The Global Game Jam (GGJ) celebrated its 10th year in January. Every year thousands of game developers decide to come together all over the world and share a room for 48 hours and work on a new game project. The GGJ is not a competition, not a hackathon, and there are no minimum skill level requirements. The Global Game Jam is the celebration of game development by all members of the community—from newcomers to expert industry veterans. Each year, many CDM students take part in game jams as individuals or groups. This year we decided to venture out into another GGJ.
The Master of Digital Media program has provided us with opportunities to meet and work with peers from all around the world and across various digital media disciplines. We took advantage of this network and formed a group with students coming from the current cohort (C12 - 2017) and mine (C11 - 2016). The team consisted of two female and three male students from India, Brazil, China, Columbia and Ireland. We represent the gender and cultural diversity that is promoted so heavily here at the Centre for Digital Media.
Most of us had never worked together but that’s what we were built for here at the CDM. We just made sure we had a multidisciplinary team made up of a Designer, a Producer, 2D and 3D Artist, Animator and two Programmers. We walked into the UBC Life Sciences building with undeserving confidence, set up our workstations, settled into the hard wooden and plastic chairs, and awaited the announcement of the weekend—the theme. 30 minutes into a very interesting and confusing video it was announced; this year's GGJ theme: Transmission.
Day 1: Friday Evening
With my previous experiences of game jams, they have tended to be stressful, anxiety filled weekends. This one was the complete opposite. Thirty minutes into the jam, as a team we had decided on a game idea—a two player experience exploring the transmission of data through the human body via touch. There is something special in having a group of people from different cultural and career backgrounds come together and agree and develop an idea without real conflict. We decided to enjoy a nice dinner as a team to discuss ideas further and bond and get to know each other. Once we completely agreed upon an idea we created tasks for everyone, organized a digital mini sprint board and got to work. We decided to go home and get a full sleep. It was imperative to our productivity.

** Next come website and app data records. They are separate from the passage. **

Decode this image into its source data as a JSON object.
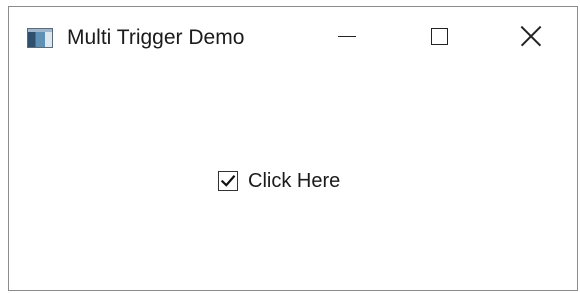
{
  "window": {
    "title": "Multi Trigger Demo",
    "icon": "window-app-icon",
    "controls": {
      "minimize": "minimize-icon",
      "maximize": "maximize-icon",
      "close": "close-icon"
    }
  },
  "content": {
    "checkbox": {
      "label": "Click Here",
      "checked": true,
      "icon": "checkmark-icon"
    }
  }
}
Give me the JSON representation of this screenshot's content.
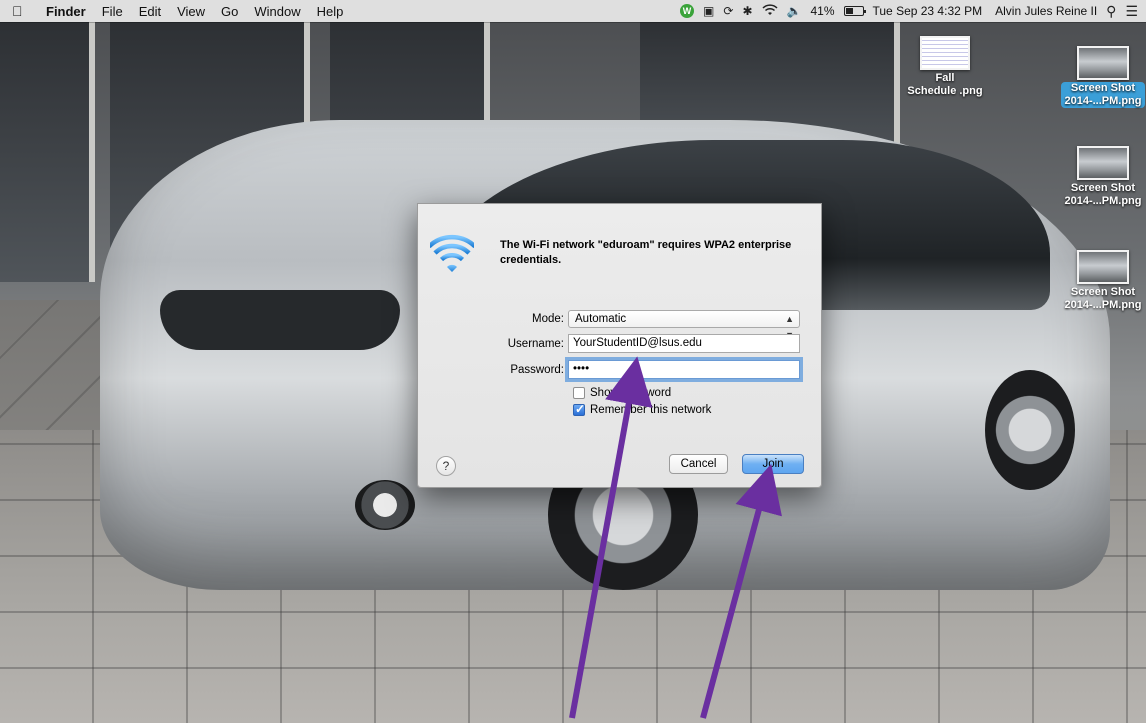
{
  "menubar": {
    "app_name": "Finder",
    "menus": [
      "File",
      "Edit",
      "View",
      "Go",
      "Window",
      "Help"
    ],
    "w_badge": "W",
    "battery_percent": "41%",
    "datetime": "Tue Sep 23  4:32 PM",
    "user_name": "Alvin Jules Reine II"
  },
  "desktop_files": [
    {
      "line1": "Fall",
      "line2": "Schedule .png",
      "selected": false,
      "thumb": "document"
    },
    {
      "line1": "Screen Shot",
      "line2": "2014-...PM.png",
      "selected": true,
      "thumb": "car-photo"
    },
    {
      "line1": "Screen Shot",
      "line2": "2014-...PM.png",
      "selected": false,
      "thumb": "car-photo"
    },
    {
      "line1": "Screen Shot",
      "line2": "2014-...PM.png",
      "selected": false,
      "thumb": "car-photo"
    }
  ],
  "dialog": {
    "icon": "wifi-icon",
    "message": "The Wi-Fi network \"eduroam\" requires WPA2 enterprise credentials.",
    "mode_label": "Mode:",
    "mode_value": "Automatic",
    "username_label": "Username:",
    "username_value": "YourStudentID@lsus.edu",
    "password_label": "Password:",
    "password_value": "••••",
    "show_password_label": "Show password",
    "show_password_checked": false,
    "remember_label": "Remember this network",
    "remember_checked": true,
    "help_label": "?",
    "cancel_label": "Cancel",
    "join_label": "Join"
  },
  "colors": {
    "annotation_arrow": "#6a2fa0",
    "selection_blue": "#3b9fd8",
    "focus_ring": "#5c9adc",
    "wifi_blue": "#3d9be9"
  }
}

Day 2: Saturday
We woke up early and enjoyed a hearty breakfast together and got a head start on our tasks for the day. I got to work designing the puzzles for each level of the game, beginning with paper prototypes to test that they would work. Sean and Manni set to work researching and developing the art and animation that would help bring the game to life, while Hector and Rafa began programming. I also spoke with Nick, a sound designer I met at a previous game jam, about using some of his music and sound effects in the game. With a clear idea of what we were making and open collaboration, we were each able to own our areas of expertise and dig into the work. We worked late into the night…
Day 3: Sunday
After some much needed sleep we arrived back in the early morning and got into the work of the final day of the game jam. By morning, we had each individual component of the game tested and combined together. Because of our collaboration and work we finished roughly two hours ahead of schedule, which allowed us to do some play testing with some other people at the game jam and iterate on the game. In the end we created a game that we are all really happy with in a very short amount of time in an uncomfortable environment, and in the process also became really good friends.
The Game: Touch.Me
Did you know that humans can transmit data through touch? Touch.Me (with one hand) is a co-op iPad game where two players use their hands and fingers to transfer top secret files to a mainframe. Be ready to touch.
Read more about Vidhi and her venture internship project, Candor Interactive.
Want to participate in next year's Global Game Jam? It's happening January 25-27, 2019!